'''
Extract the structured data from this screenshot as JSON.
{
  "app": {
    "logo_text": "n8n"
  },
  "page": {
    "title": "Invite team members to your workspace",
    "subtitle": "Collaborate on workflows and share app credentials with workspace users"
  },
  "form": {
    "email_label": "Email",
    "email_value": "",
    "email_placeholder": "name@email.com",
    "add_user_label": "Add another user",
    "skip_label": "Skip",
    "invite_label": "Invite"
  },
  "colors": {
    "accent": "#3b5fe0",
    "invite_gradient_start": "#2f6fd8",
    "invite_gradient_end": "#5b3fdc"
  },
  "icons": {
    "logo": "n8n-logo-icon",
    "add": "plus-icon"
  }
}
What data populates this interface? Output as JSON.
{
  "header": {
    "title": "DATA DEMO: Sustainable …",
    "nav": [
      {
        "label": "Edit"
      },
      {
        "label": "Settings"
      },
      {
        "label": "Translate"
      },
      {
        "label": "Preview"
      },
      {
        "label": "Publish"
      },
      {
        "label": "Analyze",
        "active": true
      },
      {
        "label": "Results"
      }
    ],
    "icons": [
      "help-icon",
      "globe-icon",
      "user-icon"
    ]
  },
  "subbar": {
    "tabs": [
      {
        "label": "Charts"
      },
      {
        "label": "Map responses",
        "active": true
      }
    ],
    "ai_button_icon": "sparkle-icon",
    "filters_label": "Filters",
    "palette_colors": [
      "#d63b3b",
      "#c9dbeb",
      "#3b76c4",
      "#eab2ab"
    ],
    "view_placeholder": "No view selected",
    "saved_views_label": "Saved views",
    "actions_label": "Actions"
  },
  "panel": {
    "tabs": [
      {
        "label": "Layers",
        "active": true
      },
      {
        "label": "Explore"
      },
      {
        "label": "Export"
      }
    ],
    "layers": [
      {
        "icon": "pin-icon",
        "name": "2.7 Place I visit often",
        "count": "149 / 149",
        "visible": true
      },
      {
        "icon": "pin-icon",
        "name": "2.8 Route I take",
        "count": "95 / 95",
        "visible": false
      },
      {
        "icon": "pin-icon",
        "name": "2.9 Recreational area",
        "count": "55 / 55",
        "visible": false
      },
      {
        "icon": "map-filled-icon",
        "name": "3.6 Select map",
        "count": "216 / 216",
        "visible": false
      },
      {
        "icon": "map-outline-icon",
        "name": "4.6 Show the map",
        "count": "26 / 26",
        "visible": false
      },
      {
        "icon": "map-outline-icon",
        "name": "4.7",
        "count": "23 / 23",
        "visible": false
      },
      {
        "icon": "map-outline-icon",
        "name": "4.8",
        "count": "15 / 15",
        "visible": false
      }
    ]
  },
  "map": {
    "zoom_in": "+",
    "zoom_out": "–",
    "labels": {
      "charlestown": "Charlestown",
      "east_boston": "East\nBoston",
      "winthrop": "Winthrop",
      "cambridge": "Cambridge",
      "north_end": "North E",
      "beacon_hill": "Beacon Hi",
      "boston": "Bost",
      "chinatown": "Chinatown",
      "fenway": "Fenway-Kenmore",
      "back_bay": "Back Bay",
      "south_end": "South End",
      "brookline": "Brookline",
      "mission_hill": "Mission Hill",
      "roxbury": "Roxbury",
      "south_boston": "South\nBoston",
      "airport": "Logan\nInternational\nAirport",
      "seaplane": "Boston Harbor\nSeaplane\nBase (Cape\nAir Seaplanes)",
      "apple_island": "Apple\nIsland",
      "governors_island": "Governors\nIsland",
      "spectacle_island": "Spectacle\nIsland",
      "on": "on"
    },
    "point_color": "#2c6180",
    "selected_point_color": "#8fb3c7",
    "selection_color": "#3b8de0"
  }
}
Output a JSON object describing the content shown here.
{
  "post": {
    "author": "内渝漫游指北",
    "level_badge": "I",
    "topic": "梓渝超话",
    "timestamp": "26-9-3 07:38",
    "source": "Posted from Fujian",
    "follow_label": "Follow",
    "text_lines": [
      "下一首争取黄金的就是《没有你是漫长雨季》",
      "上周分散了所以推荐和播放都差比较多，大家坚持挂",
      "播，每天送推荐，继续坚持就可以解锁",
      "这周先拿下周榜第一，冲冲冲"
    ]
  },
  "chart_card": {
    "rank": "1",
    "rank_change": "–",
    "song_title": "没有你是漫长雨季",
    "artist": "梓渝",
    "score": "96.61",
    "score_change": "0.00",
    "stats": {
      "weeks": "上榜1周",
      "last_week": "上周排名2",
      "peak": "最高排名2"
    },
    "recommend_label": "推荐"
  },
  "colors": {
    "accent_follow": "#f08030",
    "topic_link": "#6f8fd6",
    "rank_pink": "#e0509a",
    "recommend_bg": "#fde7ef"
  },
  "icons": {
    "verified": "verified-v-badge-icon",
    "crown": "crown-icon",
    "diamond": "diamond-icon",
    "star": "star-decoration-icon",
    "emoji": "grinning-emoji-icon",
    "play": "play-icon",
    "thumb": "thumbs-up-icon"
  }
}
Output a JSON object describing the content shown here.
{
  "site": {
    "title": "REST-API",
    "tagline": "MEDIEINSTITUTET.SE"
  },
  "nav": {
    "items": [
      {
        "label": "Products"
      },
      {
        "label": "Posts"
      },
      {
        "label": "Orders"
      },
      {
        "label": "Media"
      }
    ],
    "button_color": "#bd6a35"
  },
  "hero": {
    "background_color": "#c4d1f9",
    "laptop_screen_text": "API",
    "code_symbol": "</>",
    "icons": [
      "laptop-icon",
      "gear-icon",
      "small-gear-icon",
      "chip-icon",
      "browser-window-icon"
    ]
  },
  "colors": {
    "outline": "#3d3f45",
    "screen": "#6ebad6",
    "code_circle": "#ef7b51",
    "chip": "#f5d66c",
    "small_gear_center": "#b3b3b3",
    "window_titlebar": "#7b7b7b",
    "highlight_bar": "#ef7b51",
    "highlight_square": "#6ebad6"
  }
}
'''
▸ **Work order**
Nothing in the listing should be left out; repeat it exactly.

▸ **Answer area**
Extract the structured data from this screenshot as JSON.
{
  "app": {
    "logo_text": "n8n"
  },
  "page": {
    "title": "Invite team members to your workspace",
    "subtitle": "Collaborate on workflows and share app credentials with workspace users"
  },
  "form": {
    "email_label": "Email",
    "email_value": "",
    "email_placeholder": "name@email.com",
    "add_user_label": "Add another user",
    "skip_label": "Skip",
    "invite_label": "Invite"
  },
  "colors": {
    "accent": "#3b5fe0",
    "invite_gradient_start": "#2f6fd8",
    "invite_gradient_end": "#5b3fdc"
  },
  "icons": {
    "logo": "n8n-logo-icon",
    "add": "plus-icon"
  }
}
What data populates this interface? Output as JSON.
{
  "header": {
    "title": "DATA DEMO: Sustainable …",
    "nav": [
      {
        "label": "Edit"
      },
      {
        "label": "Settings"
      },
      {
        "label": "Translate"
      },
      {
        "label": "Preview"
      },
      {
        "label": "Publish"
      },
      {
        "label": "Analyze",
        "active": true
      },
      {
        "label": "Results"
      }
    ],
    "icons": [
      "help-icon",
      "globe-icon",
      "user-icon"
    ]
  },
  "subbar": {
    "tabs": [
      {
        "label": "Charts"
      },
      {
        "label": "Map responses",
        "active": true
      }
    ],
    "ai_button_icon": "sparkle-icon",
    "filters_label": "Filters",
    "palette_colors": [
      "#d63b3b",
      "#c9dbeb",
      "#3b76c4",
      "#eab2ab"
    ],
    "view_placeholder": "No view selected",
    "saved_views_label": "Saved views",
    "actions_label": "Actions"
  },
  "panel": {
    "tabs": [
      {
        "label": "Layers",
        "active": true
      },
      {
        "label": "Explore"
      },
      {
        "label": "Export"
      }
    ],
    "layers": [
      {
        "icon": "pin-icon",
        "name": "2.7 Place I visit often",
        "count": "149 / 149",
        "visible": true
      },
      {
        "icon": "pin-icon",
        "name": "2.8 Route I take",
        "count": "95 / 95",
        "visible": false
      },
      {
        "icon": "pin-icon",
        "name": "2.9 Recreational area",
        "count": "55 / 55",
        "visible": false
      },
      {
        "icon": "map-filled-icon",
        "name": "3.6 Select map",
        "count": "216 / 216",
        "visible": false
      },
      {
        "icon": "map-outline-icon",
        "name": "4.6 Show the map",
        "count": "26 / 26",
        "visible": false
      },
      {
        "icon": "map-outline-icon",
        "name": "4.7",
        "count": "23 / 23",
        "visible": false
      },
      {
        "icon": "map-outline-icon",
        "name": "4.8",
        "count": "15 / 15",
        "visible": false
      }
    ]
  },
  "map": {
    "zoom_in": "+",
    "zoom_out": "–",
    "labels": {
      "charlestown": "Charlestown",
      "east_boston": "East\nBoston",
      "winthrop": "Winthrop",
      "cambridge": "Cambridge",
      "north_end": "North E",
      "beacon_hill": "Beacon Hi",
      "boston": "Bost",
      "chinatown": "Chinatown",
      "fenway": "Fenway-Kenmore",
      "back_bay": "Back Bay",
      "south_end": "South End",
      "brookline": "Brookline",
      "mission_hill": "Mission Hill",
      "roxbury": "Roxbury",
      "south_boston": "South\nBoston",
      "airport": "Logan\nInternational\nAirport",
      "seaplane": "Boston Harbor\nSeaplane\nBase (Cape\nAir Seaplanes)",
      "apple_island": "Apple\nIsland",
      "governors_island": "Governors\nIsland",
      "spectacle_island": "Spectacle\nIsland",
      "on": "on"
    },
    "point_color": "#2c6180",
    "selected_point_color": "#8fb3c7",
    "selection_color": "#3b8de0"
  }
}
Output a JSON object describing the content shown here.
{
  "post": {
    "author": "内渝漫游指北",
    "level_badge": "I",
    "topic": "梓渝超话",
    "timestamp": "26-9-3 07:38",
    "source": "Posted from Fujian",
    "follow_label": "Follow",
    "text_lines": [
      "下一首争取黄金的就是《没有你是漫长雨季》",
      "上周分散了所以推荐和播放都差比较多，大家坚持挂",
      "播，每天送推荐，继续坚持就可以解锁",
      "这周先拿下周榜第一，冲冲冲"
    ]
  },
  "chart_card": {
    "rank": "1",
    "rank_change": "–",
    "song_title": "没有你是漫长雨季",
    "artist": "梓渝",
    "score": "96.61",
    "score_change": "0.00",
    "stats": {
      "weeks": "上榜1周",
      "last_week": "上周排名2",
      "peak": "最高排名2"
    },
    "recommend_label": "推荐"
  },
  "colors": {
    "accent_follow": "#f08030",
    "topic_link": "#6f8fd6",
    "rank_pink": "#e0509a",
    "recommend_bg": "#fde7ef"
  },
  "icons": {
    "verified": "verified-v-badge-icon",
    "crown": "crown-icon",
    "diamond": "diamond-icon",
    "star": "star-decoration-icon",
    "emoji": "grinning-emoji-icon",
    "play": "play-icon",
    "thumb": "thumbs-up-icon"
  }
}
Output a JSON object describing the content shown here.
{
  "site": {
    "title": "REST-API",
    "tagline": "MEDIEINSTITUTET.SE"
  },
  "nav": {
    "items": [
      {
        "label": "Products"
      },
      {
        "label": "Posts"
      },
      {
        "label": "Orders"
      },
      {
        "label": "Media"
      }
    ],
    "button_color": "#bd6a35"
  },
  "hero": {
    "background_color": "#c4d1f9",
    "laptop_screen_text": "API",
    "code_symbol": "</>",
    "icons": [
      "laptop-icon",
      "gear-icon",
      "small-gear-icon",
      "chip-icon",
      "browser-window-icon"
    ]
  },
  "colors": {
    "outline": "#3d3f45",
    "screen": "#6ebad6",
    "code_circle": "#ef7b51",
    "chip": "#f5d66c",
    "small_gear_center": "#b3b3b3",
    "window_titlebar": "#7b7b7b",
    "highlight_bar": "#ef7b51",
    "highlight_square": "#6ebad6"
  }
}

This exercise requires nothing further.